- The State of Oregon and FEMA are coordinating with municipalities and counties regarding local ordinance requirements, permitting, zoning, transportation requirements, setbacks, utility connections and inspections.
How will FEMA install the transportable temporary housing units?
FEMA contractors experienced in the “haul and install” process will place the survivor’s temporary housing either in a commercial park, on the survivor’s private property or in a FEMA-constructed group site. Once a site is determined feasible, FEMA will issue a work order to have a unit delivered and installed at the site. FEMA makes the determination where the unit will be placed in accordance with local regulations.
How does FEMA determine if a private property site is feasible?
A site inspection is conducted to assess if a temporary housing unit can be placed on the survivor’s property. This includes checking for functioning water, sewer and power connections, any floodplain ordinance restrictions, the presence of debris that may block access to the site and other factors.
What is the installation process for a FEMA temporary housing unit?
The installation process, which must comply with local permitting, includes placement of the unit, anchoring of the unit and hookup of utilities (power, water, sewer). Once installation is complete, an occupancy inspection is made. When the unit passes inspection, it is ready for occupancy. At that point, a license-in agreement to occupy the unit will be signed.
How long can survivors live in the temporary housing units?
- Direct housing is temporary. These units are not permanent dwellings. FEMA staff will meet with survivors regularly to determine their continued eligibility and demonstrated needs and assist them in developing a permanent housing plan.
- To remain eligible, survivors must demonstrate continuing progress on a permanent housing plan. FEMA staff will keep survivors up to date on program details and deadlines through phone calls, letters and face-to-face meetings (only when necessary due to COVID-19 considerations).
- To remain eligible, survivors must adhere to all the conditions of a license-in agreement which specifies the responsibilities of the survivor in maintaining the temporary housing unit.
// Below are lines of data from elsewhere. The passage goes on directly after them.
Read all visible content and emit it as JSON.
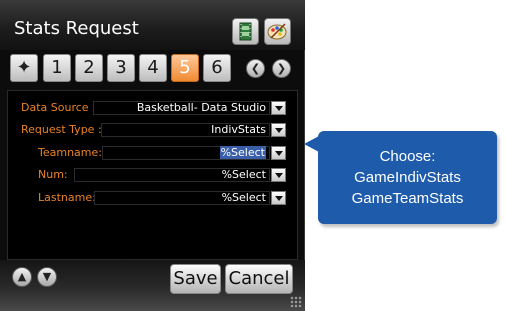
{
  "window": {
    "title": "Stats Request"
  },
  "toolbar": {
    "icons": [
      "film-icon",
      "palette-icon"
    ]
  },
  "tabs": {
    "items": [
      "1",
      "2",
      "3",
      "4",
      "5",
      "6"
    ],
    "active": "5",
    "star_glyph": "✦",
    "prev_glyph": "❮",
    "next_glyph": "❯"
  },
  "form": {
    "data_source": {
      "label": "Data Source :",
      "value": "Basketball- Data Studio"
    },
    "request_type": {
      "label": "Request Type :",
      "value": "IndivStats"
    },
    "teamname": {
      "label": "Teamname:",
      "value": "%Select"
    },
    "num": {
      "label": "Num:",
      "value": "%Select"
    },
    "lastname": {
      "label": "Lastname:",
      "value": "%Select"
    }
  },
  "footer": {
    "up_glyph": "▲",
    "down_glyph": "▼",
    "save_label": "Save",
    "cancel_label": "Cancel"
  },
  "callout": {
    "line1": "Choose:",
    "line2": "GameIndivStats",
    "line3": "GameTeamStats"
  },
  "colors": {
    "label": "#e8822a",
    "active_tab": "#f08a32",
    "callout": "#1e5bab",
    "selection": "#3a5fa8"
  }
}
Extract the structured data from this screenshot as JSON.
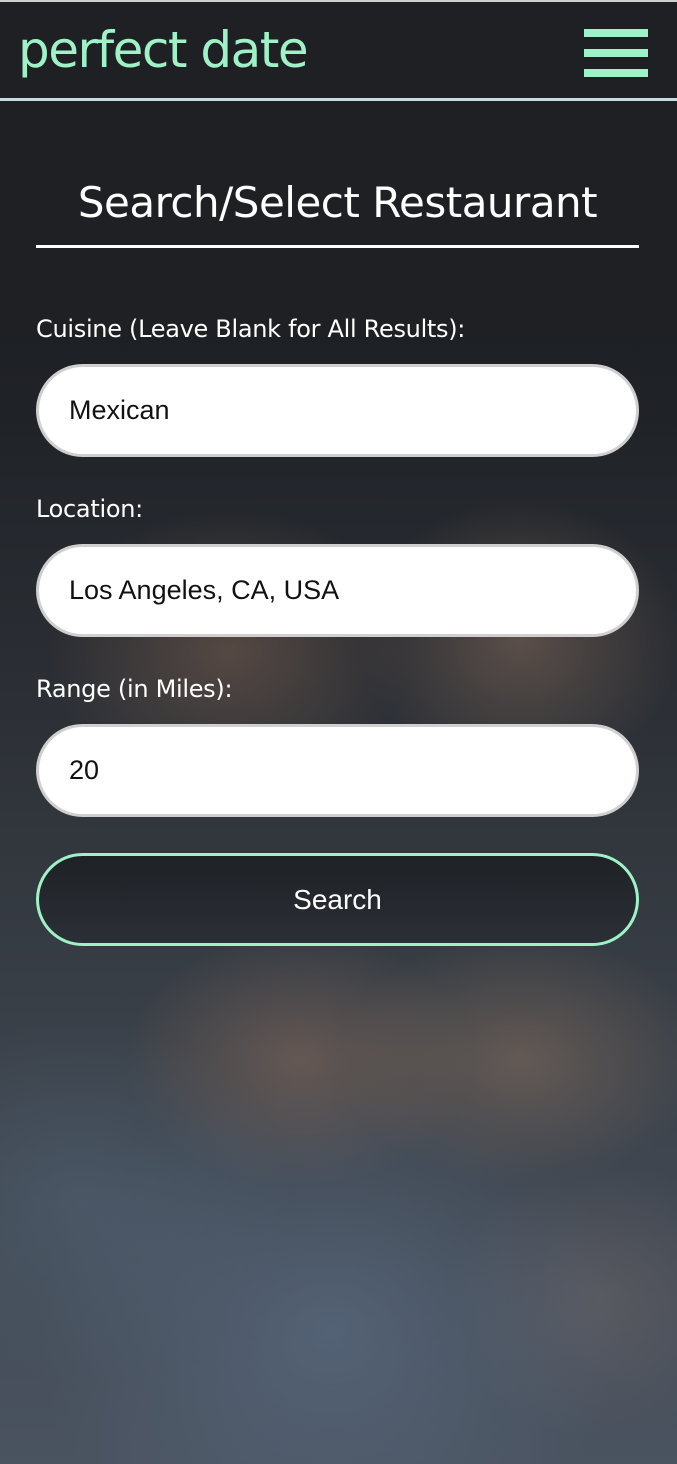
{
  "header": {
    "brand": "perfect date",
    "menu_icon": "hamburger-menu-icon"
  },
  "page": {
    "title": "Search/Select Restaurant"
  },
  "form": {
    "cuisine": {
      "label": "Cuisine (Leave Blank for All Results):",
      "value": "Mexican"
    },
    "location": {
      "label": "Location:",
      "value": "Los Angeles, CA, USA"
    },
    "range": {
      "label": "Range (in Miles):",
      "value": "20"
    },
    "search_label": "Search"
  },
  "colors": {
    "accent": "#9ff2c8",
    "header_bg": "#1e2024",
    "header_border": "#c7dde6",
    "text": "#ffffff"
  }
}
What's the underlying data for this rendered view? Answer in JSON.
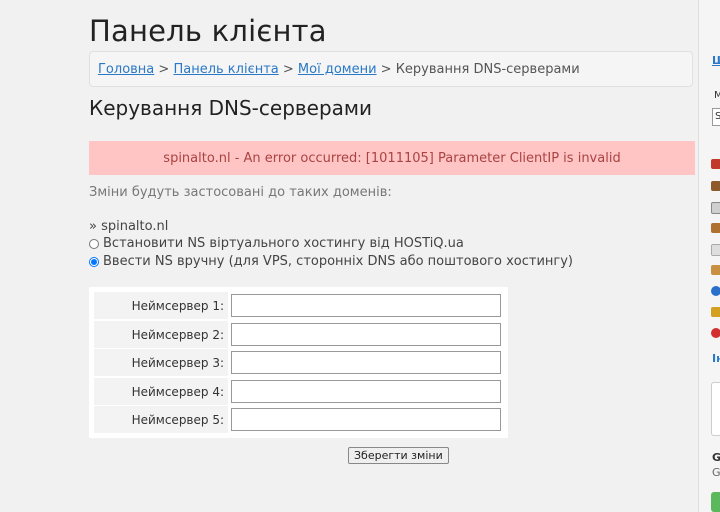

Failure to follow these conditions can result in the occupants having to move out of the unit.
- FEMA temporary housing assistance may be provided for up to 18 months from the date of the presidential disaster declaration (Sept. 15, 2020 through March 15, 2022) for survivors who demonstrate a continuing need and work toward a permanent housing plan.